If you have a $1000 account and you make a loss in a single trade of $50, then your draw-down is $50 divided by $1000 which is 5% draw-down.
The example below shows the difference between risking a small percentage of your capital compared to risking a higher percentage. Good money management requires you as a trader not to risk more than 2% of your total forex account equity.
|Trade number||Account Balance||2% Risk per trade|
|Trade number||Account Balance||5% Risk per trade|
|Trade number||Account Balance||10% Risk per trade|
The most important aspect of money management beyond establishing where and what kind of stops to use to protect capital is the determination of position size for each trade.
A larger position can incur unwarranted risk in case of failure including complete loss of capital and too little can reduce profit potential beyond risk free rate. Position size is directly related to capital risk (the amount of money that can be lost) and it is the aspect of money management that most traders and investors overlook.
It means the amount of capital committed to an investment that incurs a specific risk. Its usually based on the difference between the entry price and exit price multiplied by the number of shares or contracts.
Example: We assume we have $500 capital. Lets use a system which will buy an instrument at $50 and place a stop loss at $45. So, the $5 difference in price is the capital risk we are taking. The entire position is not at risk because it will be liquidated on the stop. If we dont use stops we have no idea what is the risk we are taking. This is one flaw of fundamental analysis which has no means to indicate when to exit a position.
Leverage, or the borrowing of capital to increase the potential of gains also increases risk. Risk is proportional to leverage. Leverage generally increases the volatility of the portfolio or system and thus magnifies all the dangerous possibilities from increased volatility such as larger drawdowns and more potential for complete ruin.
Pyramiding is a more complicated method of adding leverage to a position. It consists of adding to a position to gain leverage. Risks drastically increase because of the increased amount of investment locked into the position.
Trading and investing are largely psychological. The motion of investment vehicles is due largely to rational and to irrational decisions on the part of buyers and sellers. Taking advantage of this price motion is an emotional exercise for the trader. The participant in the market must be careful not to be swept up in the emotion of the crowd, in many cases he/she should act against the crowd which is against human nature. Outside interventions could affect the psychological wellness of the trader such as lack of sleep, family fight, sickness or lack of success. Unfortunately once lack of success begins, lack of confidence follows. The purpose of designing a system is to minimize those emotional factors and to help traders get back on track diminishing negative effects of it.

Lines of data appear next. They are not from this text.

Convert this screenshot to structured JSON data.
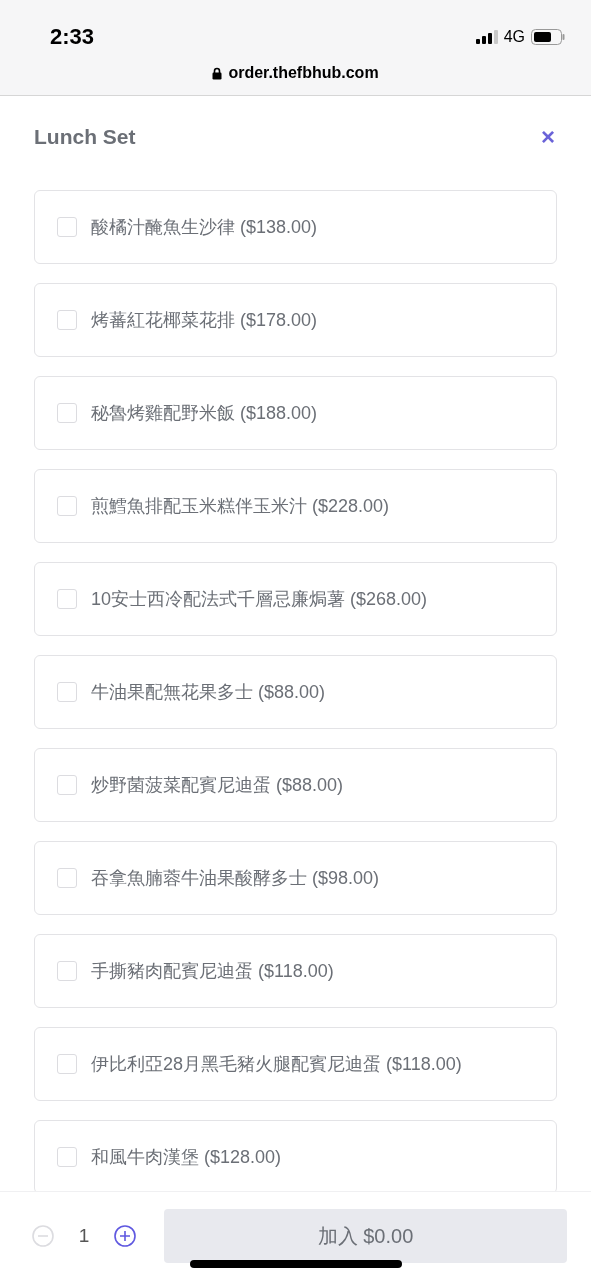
{
  "status_bar": {
    "time": "2:33",
    "network": "4G"
  },
  "address_bar": {
    "url": "order.thefbhub.com"
  },
  "modal": {
    "title": "Lunch Set",
    "close": "×"
  },
  "options": [
    {
      "label": "酸橘汁醃魚生沙律 ($138.00)",
      "checked": false
    },
    {
      "label": "烤蕃紅花椰菜花排 ($178.00)",
      "checked": false
    },
    {
      "label": "秘魯烤雞配野米飯 ($188.00)",
      "checked": false
    },
    {
      "label": "煎鱈魚排配玉米糕伴玉米汁 ($228.00)",
      "checked": false
    },
    {
      "label": "10安士西冷配法式千層忌廉焗薯 ($268.00)",
      "checked": false
    },
    {
      "label": "牛油果配無花果多士 ($88.00)",
      "checked": false
    },
    {
      "label": "炒野菌菠菜配賓尼迪蛋 ($88.00)",
      "checked": false
    },
    {
      "label": "吞拿魚腩蓉牛油果酸酵多士 ($98.00)",
      "checked": false
    },
    {
      "label": "手撕豬肉配賓尼迪蛋 ($118.00)",
      "checked": false
    },
    {
      "label": "伊比利亞28月黑毛豬火腿配賓尼迪蛋 ($118.00)",
      "checked": false
    },
    {
      "label": "和風牛肉漢堡 ($128.00)",
      "checked": false
    }
  ],
  "footer": {
    "quantity": "1",
    "decrease_disabled": true,
    "add_button": "加入 $0.00"
  }
}
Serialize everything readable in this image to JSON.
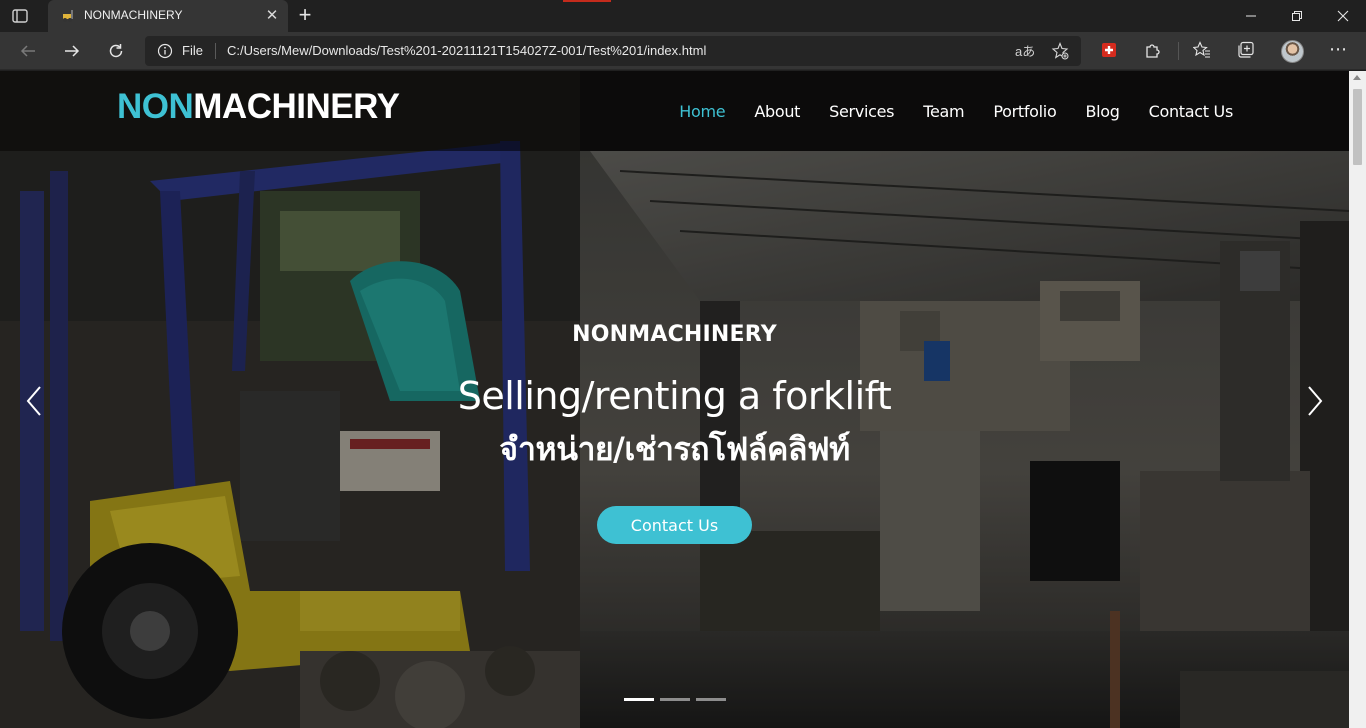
{
  "browser": {
    "tab_title": "NONMACHINERY",
    "address_scheme": "File",
    "url": "C:/Users/Mew/Downloads/Test%201-20211121T154027Z-001/Test%201/index.html",
    "read_aloud_label": "aあ"
  },
  "site": {
    "logo_accent": "NON",
    "logo_rest": "MACHINERY",
    "nav": [
      "Home",
      "About",
      "Services",
      "Team",
      "Portfolio",
      "Blog",
      "Contact Us"
    ],
    "active_nav": "Home"
  },
  "hero": {
    "brand": "NONMACHINERY",
    "headline_en": "Selling/renting a forklift",
    "headline_th": "จำหน่าย/เช่ารถโฟล์คลิฟท์",
    "cta_label": "Contact Us",
    "slides_total": 3,
    "active_slide": 1
  },
  "colors": {
    "accent": "#3ec1d3",
    "chrome_bg": "#202020",
    "toolbar_bg": "#353535"
  }
}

Diversification is the commonsense approach of “not putting all the eggs in one basket”. If different systems are used for diversification, they should not act in concert. Otherwise they are essentially the same system.
Risk is both correlated and uncorrelated. Correlated risk could be the risk that the Federal Reserve tightening the money supply will have a widespread impact on security values and impact almost any instrument. Correlated risk cant be reduced by diversification. Uncorrelated risk, however, can be diminished through diversifying ones portfolio and by this way reducing the effect of individual issues.

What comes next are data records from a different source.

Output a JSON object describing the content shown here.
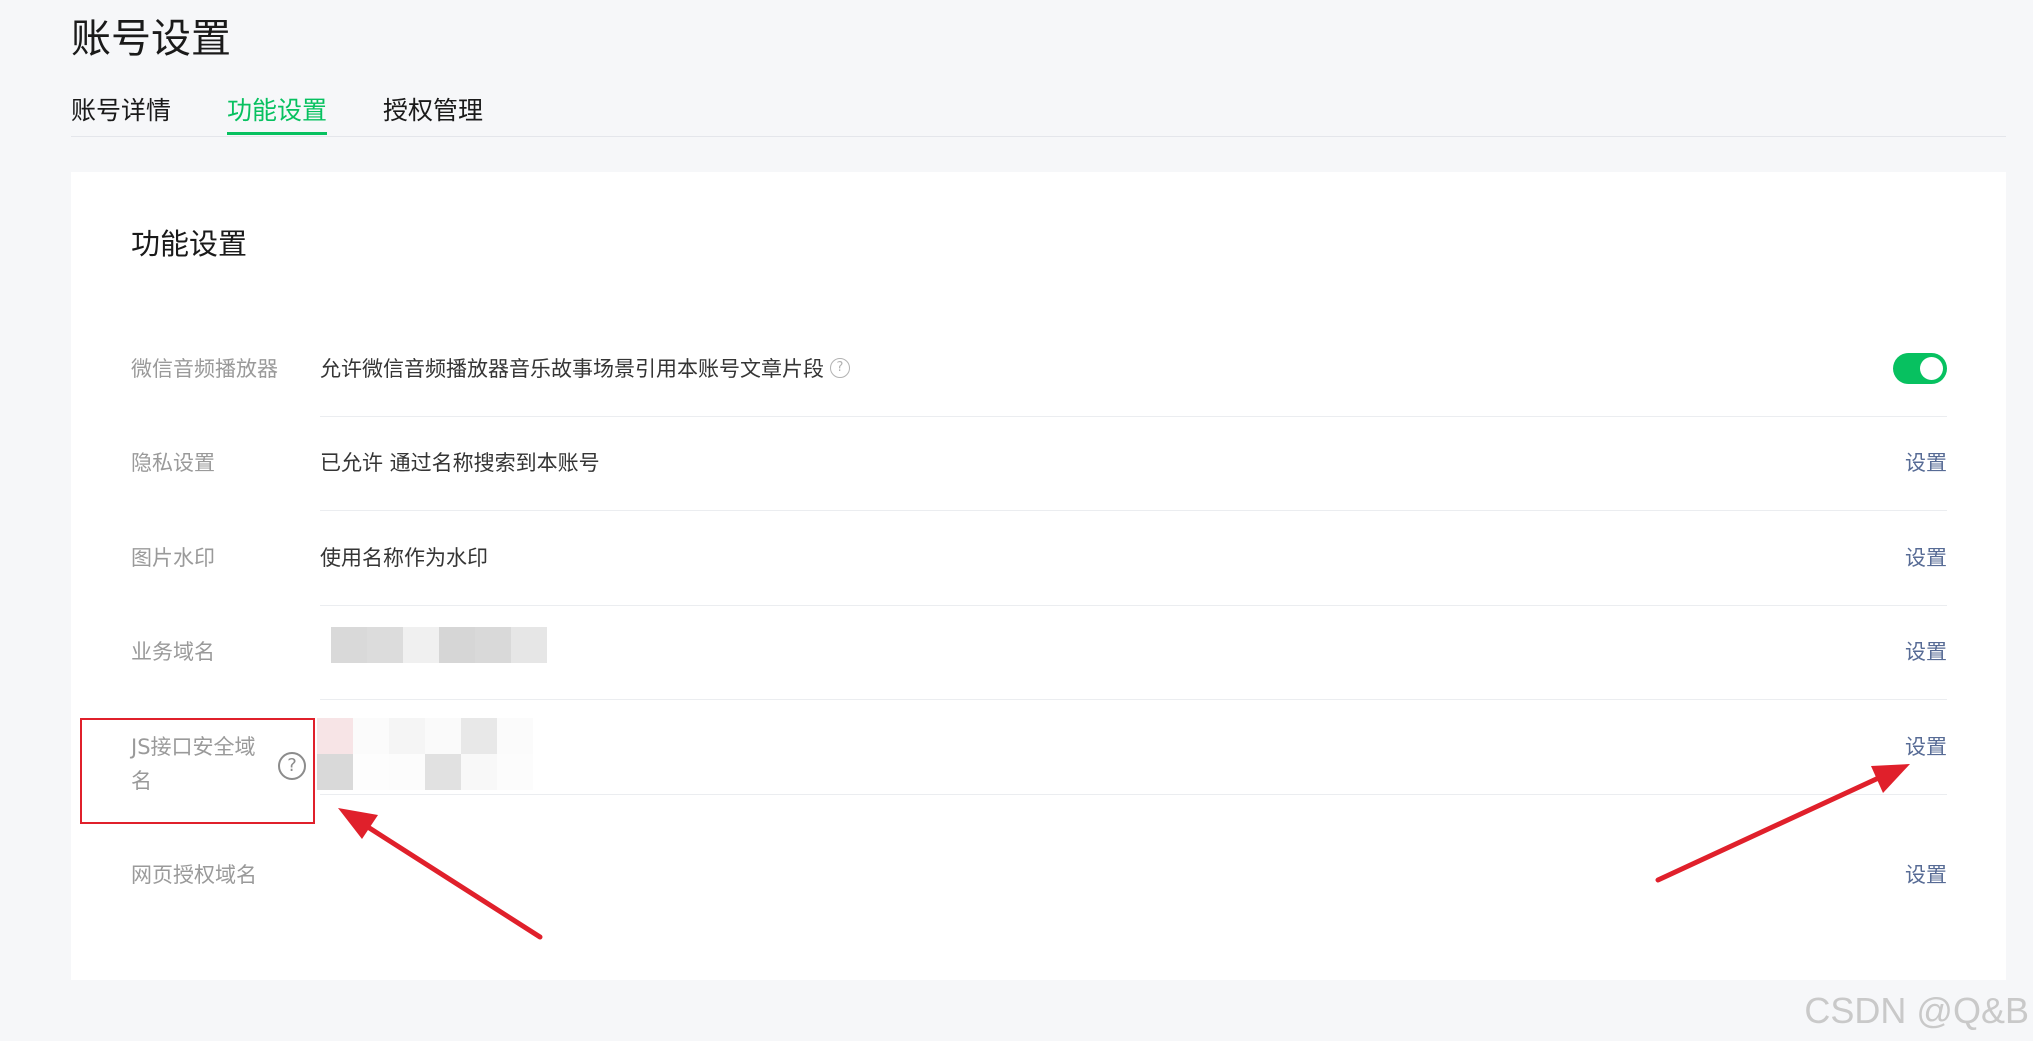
{
  "page": {
    "title": "账号设置"
  },
  "tabs": [
    {
      "label": "账号详情",
      "active": false
    },
    {
      "label": "功能设置",
      "active": true
    },
    {
      "label": "授权管理",
      "active": false
    }
  ],
  "card": {
    "title": "功能设置"
  },
  "rows": [
    {
      "label": "微信音频播放器",
      "value": "允许微信音频播放器音乐故事场景引用本账号文章片段",
      "help_icon": "question-circle-icon",
      "control": "toggle",
      "toggle_on": true
    },
    {
      "label": "隐私设置",
      "value": "已允许 通过名称搜索到本账号",
      "action": "设置"
    },
    {
      "label": "图片水印",
      "value": "使用名称作为水印",
      "action": "设置"
    },
    {
      "label": "业务域名",
      "value_hidden": true,
      "action": "设置"
    },
    {
      "label": "JS接口安全域名",
      "help_icon": "question-circle-icon",
      "value_hidden": true,
      "action": "设置"
    },
    {
      "label": "网页授权域名",
      "action": "设置"
    }
  ],
  "icons": {
    "help": "?"
  },
  "annotation": {
    "box_color": "#e0202b",
    "arrow_color": "#e0202b"
  },
  "watermark": "CSDN @Q&B",
  "colors": {
    "accent": "#07c160",
    "link": "#576b95",
    "label": "#9a9a9a"
  }
}
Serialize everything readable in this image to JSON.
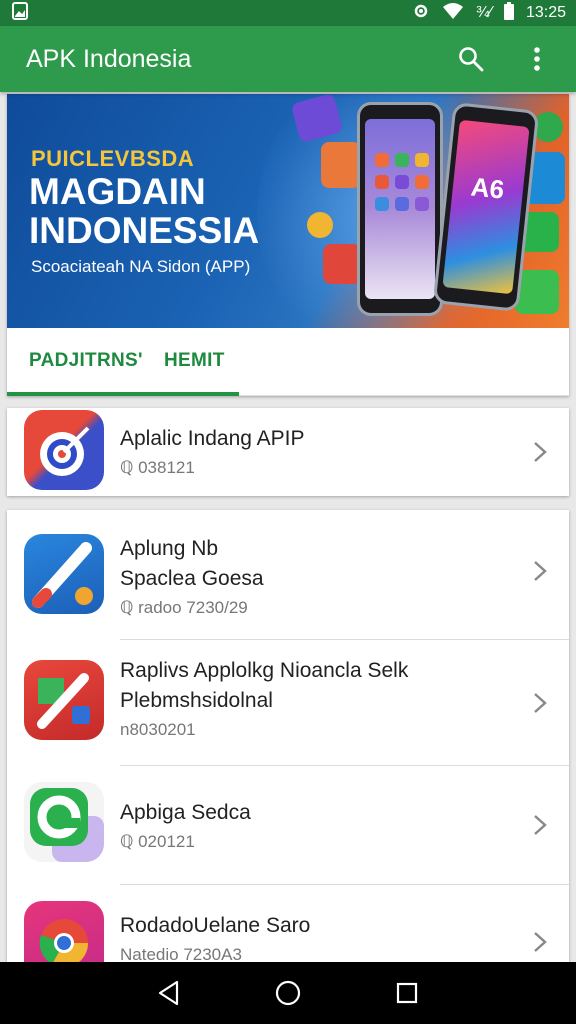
{
  "status_bar": {
    "battery_text": "¾⁄",
    "time": "13:25"
  },
  "app_bar": {
    "title": "APK Indonesia"
  },
  "banner": {
    "eyebrow": "PUICLEVBSDA",
    "title_line1": "MAGDAIN",
    "title_line2": "INDONESSIA",
    "subtitle": "Scoaciateah NA Sidon (APP)",
    "phone_badge": "A6"
  },
  "tabs": [
    {
      "label": "PADJITRNS'"
    },
    {
      "label": "HEMIT"
    }
  ],
  "featured": {
    "title": "Aplalic Indang APIP",
    "meta": "ℚ 038121"
  },
  "apps": [
    {
      "title_line1": "Aplung Nb",
      "title_line2": "Spaclea Goesa",
      "meta": "ℚ radoo 7230/29"
    },
    {
      "title_line1": "Raplivs Applolkg Nioancla Selk",
      "title_line2": "Plebmshsidolnal",
      "meta": "n8030201"
    },
    {
      "title_line1": "Apbiga Sedca",
      "title_line2": "",
      "meta": "ℚ 020121"
    },
    {
      "title_line1": "RodadoUelane Saro",
      "title_line2": "",
      "meta": "Natedio 7230A3"
    }
  ],
  "colors": {
    "status_bar": "#1f7a3a",
    "app_bar": "#2e9a4b",
    "accent": "#1f8a3f"
  }
}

Ten losing trades in different markets is the same as ten consecutive losses in one market. The drawdown is the same. Thus, diversification could bring problems as well as reduce risk. The frequency of trading in different markets will increase the risk of a series of losses across markets.

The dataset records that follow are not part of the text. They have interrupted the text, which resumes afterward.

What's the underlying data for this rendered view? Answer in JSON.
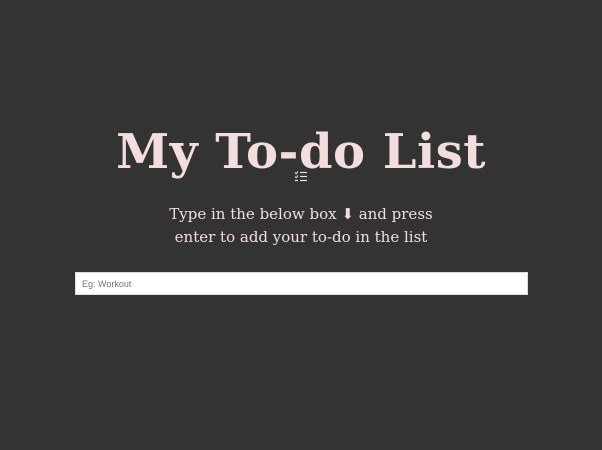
{
  "header": {
    "title": "My To-do List",
    "icon": "checklist-icon"
  },
  "instructions": {
    "line1_before_arrow": "Type in the below box ",
    "arrow_glyph": "⬇",
    "line1_after_arrow": " and press",
    "line2": "enter to add your to-do in the list"
  },
  "todo_input": {
    "placeholder": "Eg: Workout",
    "value": ""
  },
  "colors": {
    "background": "#333333",
    "text": "#f2dede"
  }
}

Risk increases with time. The longer a position is held, the more risky it becomes. This is why long-term interest rates are usually higher than short-term rates. On the other hand, in the markets, reward does not increase with time. Thus, to reduce risk, a position should not be held beyond the time that reward ends. Then only risk remains.